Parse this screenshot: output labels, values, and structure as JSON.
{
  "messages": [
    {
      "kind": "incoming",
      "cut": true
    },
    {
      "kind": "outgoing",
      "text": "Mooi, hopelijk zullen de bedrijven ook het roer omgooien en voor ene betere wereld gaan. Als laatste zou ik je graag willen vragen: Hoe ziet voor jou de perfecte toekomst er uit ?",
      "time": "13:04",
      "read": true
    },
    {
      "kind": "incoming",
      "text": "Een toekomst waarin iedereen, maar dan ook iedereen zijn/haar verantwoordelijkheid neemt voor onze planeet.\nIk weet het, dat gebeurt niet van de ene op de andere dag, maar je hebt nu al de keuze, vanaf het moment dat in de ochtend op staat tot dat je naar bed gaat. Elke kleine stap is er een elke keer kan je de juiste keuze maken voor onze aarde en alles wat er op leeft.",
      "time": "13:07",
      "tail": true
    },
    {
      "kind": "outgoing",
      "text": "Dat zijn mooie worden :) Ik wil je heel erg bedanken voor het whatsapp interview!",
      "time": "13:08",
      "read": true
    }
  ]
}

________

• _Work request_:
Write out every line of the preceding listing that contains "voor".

• _Reply_:
      "text": "Mooi, hopelijk zullen de bedrijven ook het roer omgooien en voor ene betere wereld gaan. Als laatste zou ik je graag willen vragen: Hoe ziet voor jou de perfecte toekomst er uit ?",
      "text": "Een toekomst waarin iedereen, maar dan ook iedereen zijn/haar verantwoordelijkheid neemt voor onze planeet.\nIk weet het, dat gebeurt niet van de ene op de andere dag, maar je hebt nu al de keuze, vanaf het moment dat in de ochtend op staat tot dat je naar bed gaat. Elke kleine stap is er een elke keer kan je de juiste keuze maken voor onze aarde en alles wat er op leeft.",
      "text": "Dat zijn mooie worden :) Ik wil je heel erg bedanken voor het whatsapp interview!",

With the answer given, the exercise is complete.